  $db->{key2} = "value2";
  print "key1: " . $db->{key1} . "\n";
  print "key2: " . $db->{key2} . "\n";

  undef $db;
  exit;

  sub my_digest {
      return substr( $context->hash($_[0]), 0, 32 );
  }

B<Note:> Your returned digest strings must be B<EXACTLY> the number
of bytes you specify in the hash_size parameter (in this case 32). Undefined
behavior will occur otherwise.

B<Note:> If you do choose to use a custom digest algorithm, you must set it
every time you access this file. Otherwise, the default (MD5) will be used.

=head1 PERFORMANCE

Because DBM::Deep is a conncurrent datastore, every change is flushed to disk
immediately and every read goes to disk. This means that DBM::Deep functions
at the speed of disk (generally 10-20ms) vs. the speed of RAM (generally
50-70ns), or at least 150-200x slower than the comparable in-memory
datastructure in Perl.

There are several techniques you can use to speed up how DBM::Deep functions.

=over 4

=item * Put it on a ramdisk

The easiest and quickest mechanism to making DBM::Deep run faster is to create
a ramdisk and locate the DBM::Deep file there. Doing this as an option may
become a feature of DBM::Deep, assuming there is a good ramdisk wrapper on CPAN.

=item * Work at the tightest level possible

It is much faster to assign the level of your db that you are working with to
an intermediate variable than to re-look it up every time. Thus

  # BAD
  while ( my ($k, $v) = each %{$db->{foo}{bar}{baz}} ) {
    ...
  }

  # GOOD
  my $x = $db->{foo}{bar}{baz};
  while ( my ($k, $v) = each %$x ) {
    ...
  }

=item * Make your file as tight as possible

If you know that you are not going to use more than 65K in your database,
consider using the C<pack_size =E<gt> 'small'> option.

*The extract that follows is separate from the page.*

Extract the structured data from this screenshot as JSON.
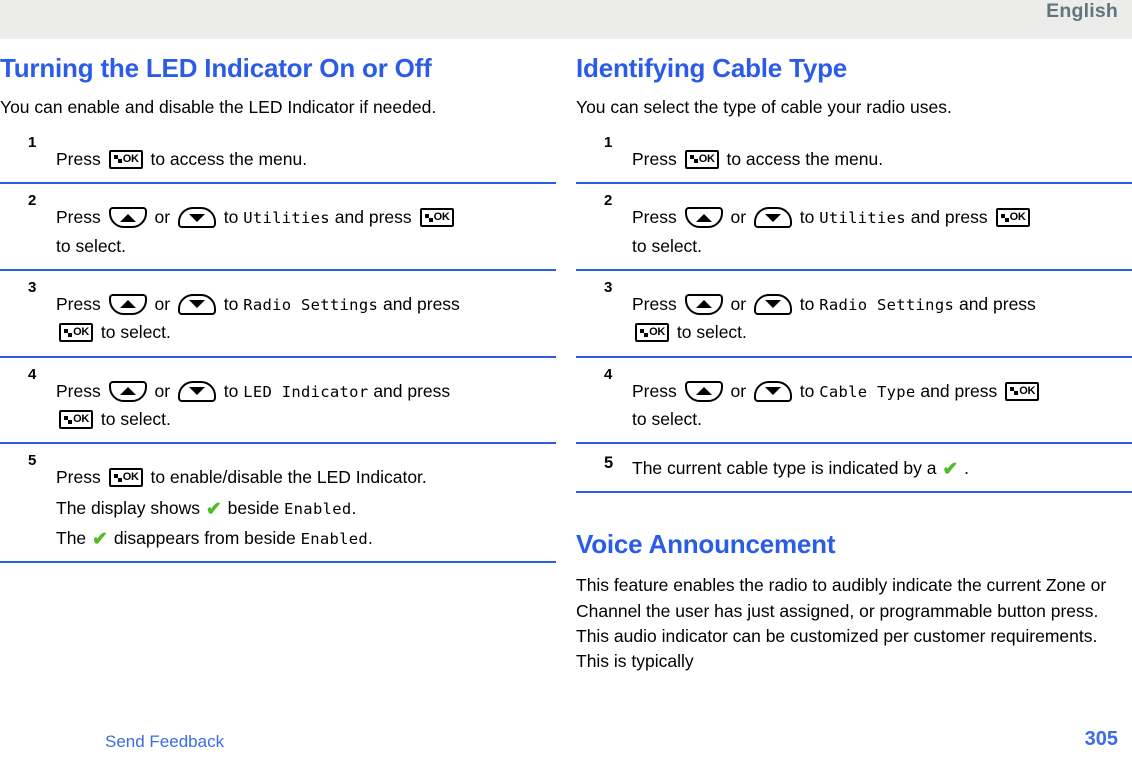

This will instruct
DBM::Deep to use 16bit addresses, meaning that the seek times will be less.

=back

=head1 SEE ALSO

L<DBM::Deep(3)>, L<Digest::MD5(3)>, L<Digest::SHA256(3)>,
L<Crypt::Blowfish(3)>, L<Compress::Zlib(3)>

=cut